Powerful testimonies of new generations of servicemen and women who have survived conflicts around the globe will echo through a corner of the capital to encourage the nation to rethink its annual acts of remembrance.
Broadcast in an area of central London that was devastated by aerial bombardment in The Blitz during the Second World War, the tales of younger veterans, including North Yorkshire’s Anna Pollock, are intended to help the public to better understand who they are supporting when they buy a paper poppy to adorn their jackets in November.
The interactive video installation, unveiled yesterday on seven monoliths in the once-bombed Paternoster Square, now the location of the London Stock Exchange, features four 60-second films produced by the Royal British Legion.
Each film tells a story of conflict or injury narrated by a Second World War veteran aged between 88 and 97 in military dress with some proudly wearing berets and medals. At the end of each video it is revealed that the stories do not belong to the speaker but to a younger veteran or member of the Armed Forces aged between 29 and 34.
One of the video documents the experiences of Ms Pollock, 34, from Catterick. The former Royal Air Force medic is reliant on a wheelchair following a sudden bleed on her spine.
Her story is narrated by Royal Naval veteran Jim Radford, 88, from London - thought to be Britain’s youngest D-Day veteran.
“I love the feeling of being strong - I’m not weak, I’m a warrior,” Mr Radford reads.
“I’ll never stop mourning the person I used to be but I’m beginning to like the person I’ve become.”
A survey of 1,000 adults found remembrance, the poppy, and the Royal British Legion’s work are most associated with the First and Second World Wars and elderly veterans.
Just over a third of those surveyed identified remembrance with thinking about those who are currently serving.
Claire Rowcliffe, director of fundraising at the Royal British Legion, said: “Individuals and families from across the generations of our Armed Forces community need the Legion’s support, as well as our older veterans.
“When you pin on your poppy, or pause to remember, we’re inviting you to rethink Remembrance and who it is you picture when you think of a veteran.
“The Royal British Legion’s vital work wouldn’t be possible without the public’s generous support, and we hope through our campaign this year we will help people understand who they are supporting when they donate.
“Please wear your poppy with pride in recognition of all generations of the British Armed Forces who have served to defend the freedom we enjoy today.”

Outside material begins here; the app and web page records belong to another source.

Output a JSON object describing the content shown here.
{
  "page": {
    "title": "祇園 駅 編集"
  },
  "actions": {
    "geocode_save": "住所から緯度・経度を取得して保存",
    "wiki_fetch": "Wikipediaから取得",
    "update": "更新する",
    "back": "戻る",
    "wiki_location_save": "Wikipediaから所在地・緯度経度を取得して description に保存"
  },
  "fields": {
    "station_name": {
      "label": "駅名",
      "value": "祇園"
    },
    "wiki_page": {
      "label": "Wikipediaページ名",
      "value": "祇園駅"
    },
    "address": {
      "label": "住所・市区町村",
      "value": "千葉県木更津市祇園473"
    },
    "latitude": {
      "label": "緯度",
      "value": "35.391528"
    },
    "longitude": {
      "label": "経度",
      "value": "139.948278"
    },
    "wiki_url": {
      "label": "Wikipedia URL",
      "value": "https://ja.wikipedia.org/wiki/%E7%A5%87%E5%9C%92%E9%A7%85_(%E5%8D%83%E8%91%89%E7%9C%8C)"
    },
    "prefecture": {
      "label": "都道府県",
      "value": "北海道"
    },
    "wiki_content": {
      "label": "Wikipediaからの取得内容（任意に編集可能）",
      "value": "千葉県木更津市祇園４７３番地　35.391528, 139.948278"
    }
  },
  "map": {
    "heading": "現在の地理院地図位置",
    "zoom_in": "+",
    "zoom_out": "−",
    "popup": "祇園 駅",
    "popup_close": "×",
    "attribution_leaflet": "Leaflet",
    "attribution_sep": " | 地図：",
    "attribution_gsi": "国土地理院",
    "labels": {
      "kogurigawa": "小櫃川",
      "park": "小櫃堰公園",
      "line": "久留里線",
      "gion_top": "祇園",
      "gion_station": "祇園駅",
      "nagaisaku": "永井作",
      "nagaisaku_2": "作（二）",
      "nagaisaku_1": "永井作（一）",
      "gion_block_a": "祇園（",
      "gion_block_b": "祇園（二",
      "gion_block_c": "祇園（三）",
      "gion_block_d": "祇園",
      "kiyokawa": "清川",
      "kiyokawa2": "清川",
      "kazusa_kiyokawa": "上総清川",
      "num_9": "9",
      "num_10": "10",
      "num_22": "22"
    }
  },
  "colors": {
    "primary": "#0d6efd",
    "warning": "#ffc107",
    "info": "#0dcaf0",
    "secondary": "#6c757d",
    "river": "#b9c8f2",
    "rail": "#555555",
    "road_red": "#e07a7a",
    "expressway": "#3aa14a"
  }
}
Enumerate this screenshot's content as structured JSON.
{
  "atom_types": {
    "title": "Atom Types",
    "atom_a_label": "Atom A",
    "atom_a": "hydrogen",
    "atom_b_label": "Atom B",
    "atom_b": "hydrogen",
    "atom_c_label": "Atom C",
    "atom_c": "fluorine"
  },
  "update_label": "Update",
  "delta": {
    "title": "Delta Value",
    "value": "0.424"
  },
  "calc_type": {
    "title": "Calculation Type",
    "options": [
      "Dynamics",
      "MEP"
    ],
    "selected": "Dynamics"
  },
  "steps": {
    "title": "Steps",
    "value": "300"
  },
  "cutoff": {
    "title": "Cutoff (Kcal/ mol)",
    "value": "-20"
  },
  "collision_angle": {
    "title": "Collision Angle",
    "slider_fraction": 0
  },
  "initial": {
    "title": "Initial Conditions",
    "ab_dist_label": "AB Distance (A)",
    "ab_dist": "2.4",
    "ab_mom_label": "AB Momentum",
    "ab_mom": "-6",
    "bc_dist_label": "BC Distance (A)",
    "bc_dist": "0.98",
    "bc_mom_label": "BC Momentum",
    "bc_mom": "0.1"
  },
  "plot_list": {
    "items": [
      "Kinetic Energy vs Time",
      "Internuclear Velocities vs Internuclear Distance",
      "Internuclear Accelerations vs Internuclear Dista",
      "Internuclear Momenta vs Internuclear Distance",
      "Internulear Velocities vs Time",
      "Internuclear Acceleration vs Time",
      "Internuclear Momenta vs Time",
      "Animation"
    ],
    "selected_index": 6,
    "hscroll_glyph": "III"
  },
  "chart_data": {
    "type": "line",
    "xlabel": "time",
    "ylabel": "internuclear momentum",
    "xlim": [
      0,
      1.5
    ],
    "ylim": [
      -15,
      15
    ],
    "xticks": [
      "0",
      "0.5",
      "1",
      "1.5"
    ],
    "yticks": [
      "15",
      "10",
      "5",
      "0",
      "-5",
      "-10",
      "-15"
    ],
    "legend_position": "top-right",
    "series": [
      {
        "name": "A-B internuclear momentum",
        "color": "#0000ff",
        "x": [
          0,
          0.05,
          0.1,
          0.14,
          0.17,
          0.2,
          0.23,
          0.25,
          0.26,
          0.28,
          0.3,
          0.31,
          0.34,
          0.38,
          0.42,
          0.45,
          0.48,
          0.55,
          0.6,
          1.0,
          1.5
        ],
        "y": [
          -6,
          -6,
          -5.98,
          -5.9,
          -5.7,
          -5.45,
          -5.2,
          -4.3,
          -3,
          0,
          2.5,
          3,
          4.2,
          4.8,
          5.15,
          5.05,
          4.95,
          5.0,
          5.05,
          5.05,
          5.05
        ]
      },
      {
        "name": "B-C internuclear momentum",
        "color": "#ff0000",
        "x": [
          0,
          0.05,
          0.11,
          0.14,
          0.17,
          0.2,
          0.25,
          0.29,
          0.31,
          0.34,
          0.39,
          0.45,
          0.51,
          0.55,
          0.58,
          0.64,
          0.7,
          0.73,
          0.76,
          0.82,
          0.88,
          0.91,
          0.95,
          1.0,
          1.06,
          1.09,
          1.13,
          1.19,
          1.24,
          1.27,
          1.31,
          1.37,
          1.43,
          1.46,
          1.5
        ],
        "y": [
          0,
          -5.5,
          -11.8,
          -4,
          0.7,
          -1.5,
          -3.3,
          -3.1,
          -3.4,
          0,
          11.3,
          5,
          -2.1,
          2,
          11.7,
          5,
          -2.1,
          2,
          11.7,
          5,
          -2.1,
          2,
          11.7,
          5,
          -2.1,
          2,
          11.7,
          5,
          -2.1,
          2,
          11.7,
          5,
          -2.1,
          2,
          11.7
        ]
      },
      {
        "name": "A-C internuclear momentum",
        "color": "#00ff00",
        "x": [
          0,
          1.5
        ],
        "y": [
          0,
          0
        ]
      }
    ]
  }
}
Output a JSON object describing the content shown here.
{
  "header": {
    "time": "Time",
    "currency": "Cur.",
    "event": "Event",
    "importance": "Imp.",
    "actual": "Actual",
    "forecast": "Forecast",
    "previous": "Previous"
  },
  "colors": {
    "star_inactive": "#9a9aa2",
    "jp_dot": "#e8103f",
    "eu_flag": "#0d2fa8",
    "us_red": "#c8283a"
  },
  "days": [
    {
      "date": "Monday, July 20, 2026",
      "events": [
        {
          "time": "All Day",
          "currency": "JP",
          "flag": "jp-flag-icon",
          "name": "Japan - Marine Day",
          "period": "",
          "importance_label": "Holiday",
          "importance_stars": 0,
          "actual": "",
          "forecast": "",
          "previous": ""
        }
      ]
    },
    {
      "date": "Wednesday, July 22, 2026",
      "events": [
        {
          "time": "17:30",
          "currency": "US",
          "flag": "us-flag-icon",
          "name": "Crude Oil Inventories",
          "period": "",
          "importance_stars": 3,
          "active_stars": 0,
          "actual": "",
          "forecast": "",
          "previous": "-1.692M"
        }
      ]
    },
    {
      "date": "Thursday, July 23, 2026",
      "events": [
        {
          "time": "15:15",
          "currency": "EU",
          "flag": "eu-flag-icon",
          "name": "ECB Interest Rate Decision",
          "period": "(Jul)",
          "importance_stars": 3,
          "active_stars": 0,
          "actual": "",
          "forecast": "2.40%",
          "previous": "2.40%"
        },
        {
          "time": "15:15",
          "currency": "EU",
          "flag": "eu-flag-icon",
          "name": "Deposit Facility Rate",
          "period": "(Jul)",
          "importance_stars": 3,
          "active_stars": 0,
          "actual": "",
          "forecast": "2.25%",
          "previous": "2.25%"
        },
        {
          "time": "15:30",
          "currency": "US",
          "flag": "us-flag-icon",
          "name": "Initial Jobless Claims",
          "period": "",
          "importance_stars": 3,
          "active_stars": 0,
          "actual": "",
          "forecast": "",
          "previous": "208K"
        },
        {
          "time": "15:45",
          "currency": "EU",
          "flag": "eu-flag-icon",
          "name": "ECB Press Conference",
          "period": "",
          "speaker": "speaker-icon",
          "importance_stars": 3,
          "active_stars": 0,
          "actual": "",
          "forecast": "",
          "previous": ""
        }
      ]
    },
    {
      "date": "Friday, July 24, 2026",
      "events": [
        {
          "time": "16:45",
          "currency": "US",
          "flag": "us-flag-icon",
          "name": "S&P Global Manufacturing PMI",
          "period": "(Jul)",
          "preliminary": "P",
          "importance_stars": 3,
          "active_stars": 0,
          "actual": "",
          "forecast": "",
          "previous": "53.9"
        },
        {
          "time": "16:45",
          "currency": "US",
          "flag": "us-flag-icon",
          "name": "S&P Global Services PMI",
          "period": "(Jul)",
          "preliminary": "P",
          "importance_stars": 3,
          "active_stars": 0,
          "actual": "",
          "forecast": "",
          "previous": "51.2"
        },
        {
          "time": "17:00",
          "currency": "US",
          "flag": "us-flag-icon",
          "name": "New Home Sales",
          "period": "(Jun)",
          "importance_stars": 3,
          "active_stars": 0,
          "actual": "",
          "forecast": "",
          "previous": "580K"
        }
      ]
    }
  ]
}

The optical-illusion video installation features seven multi-screen columns, the tallest standing at four metres high, and it can be explored from different perspectives. From a specific viewing point, the screens unite to create a single image.
The installation is available for the public to view until late tomorrow but all four videos can also be viewed online and those who tune in are encouraged to share their experiences on social media using the hashtag #RethinkRemembrance.
The fundraising target for this year’s Poppy Appeal is a record £43m, with more than 45 million poppies set to be distributed by 150,000 dedicated collectors across the country.
RAISE A GLASS TO ARMED FORCES
East Yorkshire brewery Wold Top has produced a limited edition cask beer to raise money for the North and East Yorkshire Poppy Appeal.
Wold Top Brewery’s Remember, a light beer at 4.2 per cent ABV, will be available at selected pubs in North and East Yorkshire between November 1-13.
For each of the 54 casks sold, the Wold Newton based brewery will donate £10 to the Royal British Legion’s Poppy Appeal.
Brewery director Gill Mellor said: “We would like to encourage as many people to join us in enjoying a great beer that will benefit the Poppy Appeal during Remembrancetide.”